TASK DETAILS → Across the entries, how many lines have the string "annotation" in them? Reply with only a number.

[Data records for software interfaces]

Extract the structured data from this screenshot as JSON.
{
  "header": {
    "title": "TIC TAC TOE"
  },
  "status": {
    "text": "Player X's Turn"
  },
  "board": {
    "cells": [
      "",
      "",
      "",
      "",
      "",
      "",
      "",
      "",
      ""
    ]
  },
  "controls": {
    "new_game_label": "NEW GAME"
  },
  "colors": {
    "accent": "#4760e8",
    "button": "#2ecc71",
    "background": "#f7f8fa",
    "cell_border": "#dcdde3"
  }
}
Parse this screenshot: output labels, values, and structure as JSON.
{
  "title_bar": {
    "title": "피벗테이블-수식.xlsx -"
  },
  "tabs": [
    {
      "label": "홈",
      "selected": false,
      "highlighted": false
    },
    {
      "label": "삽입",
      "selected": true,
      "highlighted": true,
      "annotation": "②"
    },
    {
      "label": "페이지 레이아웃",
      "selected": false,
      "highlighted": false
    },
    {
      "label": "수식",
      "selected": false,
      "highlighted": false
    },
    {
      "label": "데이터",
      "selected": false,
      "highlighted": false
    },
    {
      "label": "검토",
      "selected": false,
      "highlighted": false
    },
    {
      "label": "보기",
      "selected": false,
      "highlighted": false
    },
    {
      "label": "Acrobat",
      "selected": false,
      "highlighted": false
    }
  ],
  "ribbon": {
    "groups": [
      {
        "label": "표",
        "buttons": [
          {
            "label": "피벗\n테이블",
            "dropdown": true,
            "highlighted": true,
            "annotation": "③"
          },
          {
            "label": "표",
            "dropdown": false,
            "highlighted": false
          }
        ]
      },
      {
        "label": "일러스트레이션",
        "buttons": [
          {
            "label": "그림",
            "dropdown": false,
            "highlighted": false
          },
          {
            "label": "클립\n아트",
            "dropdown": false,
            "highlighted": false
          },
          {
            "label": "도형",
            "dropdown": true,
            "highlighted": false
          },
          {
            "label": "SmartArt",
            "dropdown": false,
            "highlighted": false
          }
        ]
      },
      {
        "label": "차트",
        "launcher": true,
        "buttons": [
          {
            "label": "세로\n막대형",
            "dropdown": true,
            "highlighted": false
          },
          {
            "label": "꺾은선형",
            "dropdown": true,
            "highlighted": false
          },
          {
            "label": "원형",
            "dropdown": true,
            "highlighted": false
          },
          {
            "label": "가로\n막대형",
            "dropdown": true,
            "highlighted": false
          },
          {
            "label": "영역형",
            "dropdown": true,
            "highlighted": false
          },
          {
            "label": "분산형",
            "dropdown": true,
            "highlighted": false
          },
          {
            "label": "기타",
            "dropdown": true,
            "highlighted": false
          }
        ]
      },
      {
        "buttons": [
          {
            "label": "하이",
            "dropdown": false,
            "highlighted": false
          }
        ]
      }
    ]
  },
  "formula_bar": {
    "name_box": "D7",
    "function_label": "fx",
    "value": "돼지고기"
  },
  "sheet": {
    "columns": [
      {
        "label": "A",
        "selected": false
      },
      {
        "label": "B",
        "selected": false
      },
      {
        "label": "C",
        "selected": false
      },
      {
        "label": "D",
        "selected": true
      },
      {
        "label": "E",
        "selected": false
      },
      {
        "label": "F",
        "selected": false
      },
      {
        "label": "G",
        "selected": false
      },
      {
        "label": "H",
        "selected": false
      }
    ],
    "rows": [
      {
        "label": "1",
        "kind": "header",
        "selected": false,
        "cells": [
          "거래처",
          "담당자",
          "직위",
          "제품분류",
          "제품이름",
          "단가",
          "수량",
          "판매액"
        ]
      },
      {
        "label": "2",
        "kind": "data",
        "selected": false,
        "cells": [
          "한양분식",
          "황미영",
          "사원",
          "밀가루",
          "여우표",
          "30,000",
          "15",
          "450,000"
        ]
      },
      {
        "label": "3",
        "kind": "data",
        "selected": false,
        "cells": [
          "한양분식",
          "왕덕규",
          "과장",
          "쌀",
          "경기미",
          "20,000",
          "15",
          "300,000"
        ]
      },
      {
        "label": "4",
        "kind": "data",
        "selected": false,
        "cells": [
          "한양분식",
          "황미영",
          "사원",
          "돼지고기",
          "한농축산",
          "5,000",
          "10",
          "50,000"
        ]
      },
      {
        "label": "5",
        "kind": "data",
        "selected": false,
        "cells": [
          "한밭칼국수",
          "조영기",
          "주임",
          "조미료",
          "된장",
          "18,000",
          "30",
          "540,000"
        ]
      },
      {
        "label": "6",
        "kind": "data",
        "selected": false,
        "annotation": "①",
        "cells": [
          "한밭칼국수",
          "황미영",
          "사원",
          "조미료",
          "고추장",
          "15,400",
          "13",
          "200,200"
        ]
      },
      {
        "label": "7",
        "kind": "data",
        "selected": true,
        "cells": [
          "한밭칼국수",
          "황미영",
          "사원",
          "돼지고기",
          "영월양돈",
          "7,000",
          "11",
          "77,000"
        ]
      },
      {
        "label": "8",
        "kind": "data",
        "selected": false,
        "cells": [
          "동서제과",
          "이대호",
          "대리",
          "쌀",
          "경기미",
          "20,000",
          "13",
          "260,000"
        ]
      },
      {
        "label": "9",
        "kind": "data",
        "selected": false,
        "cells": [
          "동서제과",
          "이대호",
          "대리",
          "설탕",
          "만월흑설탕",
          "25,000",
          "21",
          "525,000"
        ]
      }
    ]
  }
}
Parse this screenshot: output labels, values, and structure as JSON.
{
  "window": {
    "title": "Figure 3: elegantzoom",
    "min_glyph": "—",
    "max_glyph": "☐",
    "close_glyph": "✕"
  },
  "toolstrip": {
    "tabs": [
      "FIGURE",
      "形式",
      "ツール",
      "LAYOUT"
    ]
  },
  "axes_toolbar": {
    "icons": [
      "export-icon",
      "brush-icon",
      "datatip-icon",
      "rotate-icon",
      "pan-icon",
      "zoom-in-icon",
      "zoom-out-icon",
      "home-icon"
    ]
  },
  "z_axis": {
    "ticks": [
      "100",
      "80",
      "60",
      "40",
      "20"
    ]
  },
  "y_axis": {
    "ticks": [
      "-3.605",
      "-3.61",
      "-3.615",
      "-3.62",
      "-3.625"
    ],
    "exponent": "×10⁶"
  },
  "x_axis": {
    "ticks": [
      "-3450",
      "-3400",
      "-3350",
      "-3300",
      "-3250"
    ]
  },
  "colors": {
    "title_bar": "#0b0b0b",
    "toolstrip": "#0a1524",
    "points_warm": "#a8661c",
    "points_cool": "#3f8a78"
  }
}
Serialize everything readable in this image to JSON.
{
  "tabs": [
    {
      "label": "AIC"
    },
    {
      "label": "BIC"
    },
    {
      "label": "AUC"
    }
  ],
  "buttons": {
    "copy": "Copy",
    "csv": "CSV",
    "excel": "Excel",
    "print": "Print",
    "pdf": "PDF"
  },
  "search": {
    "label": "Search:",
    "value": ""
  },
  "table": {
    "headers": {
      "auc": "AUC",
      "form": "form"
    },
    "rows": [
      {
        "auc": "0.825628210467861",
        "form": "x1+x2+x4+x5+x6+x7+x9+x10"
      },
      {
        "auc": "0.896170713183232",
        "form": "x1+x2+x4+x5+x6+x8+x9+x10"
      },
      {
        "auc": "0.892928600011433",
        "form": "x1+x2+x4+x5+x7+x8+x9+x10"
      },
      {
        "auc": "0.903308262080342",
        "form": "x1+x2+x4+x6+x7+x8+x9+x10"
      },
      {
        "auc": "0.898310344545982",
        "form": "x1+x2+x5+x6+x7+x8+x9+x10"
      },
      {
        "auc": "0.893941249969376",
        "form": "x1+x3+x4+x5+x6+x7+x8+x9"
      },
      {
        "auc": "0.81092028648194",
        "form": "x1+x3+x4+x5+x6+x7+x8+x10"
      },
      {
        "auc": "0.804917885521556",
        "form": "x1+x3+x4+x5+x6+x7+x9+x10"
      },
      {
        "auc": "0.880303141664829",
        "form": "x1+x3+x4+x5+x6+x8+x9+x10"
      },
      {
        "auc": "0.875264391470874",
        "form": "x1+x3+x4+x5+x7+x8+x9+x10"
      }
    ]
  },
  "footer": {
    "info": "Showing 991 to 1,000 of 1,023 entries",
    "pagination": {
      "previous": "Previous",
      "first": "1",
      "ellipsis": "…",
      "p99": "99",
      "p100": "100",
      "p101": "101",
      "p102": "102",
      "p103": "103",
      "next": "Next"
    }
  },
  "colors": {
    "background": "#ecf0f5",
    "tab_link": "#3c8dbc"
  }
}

RESPONSE → 3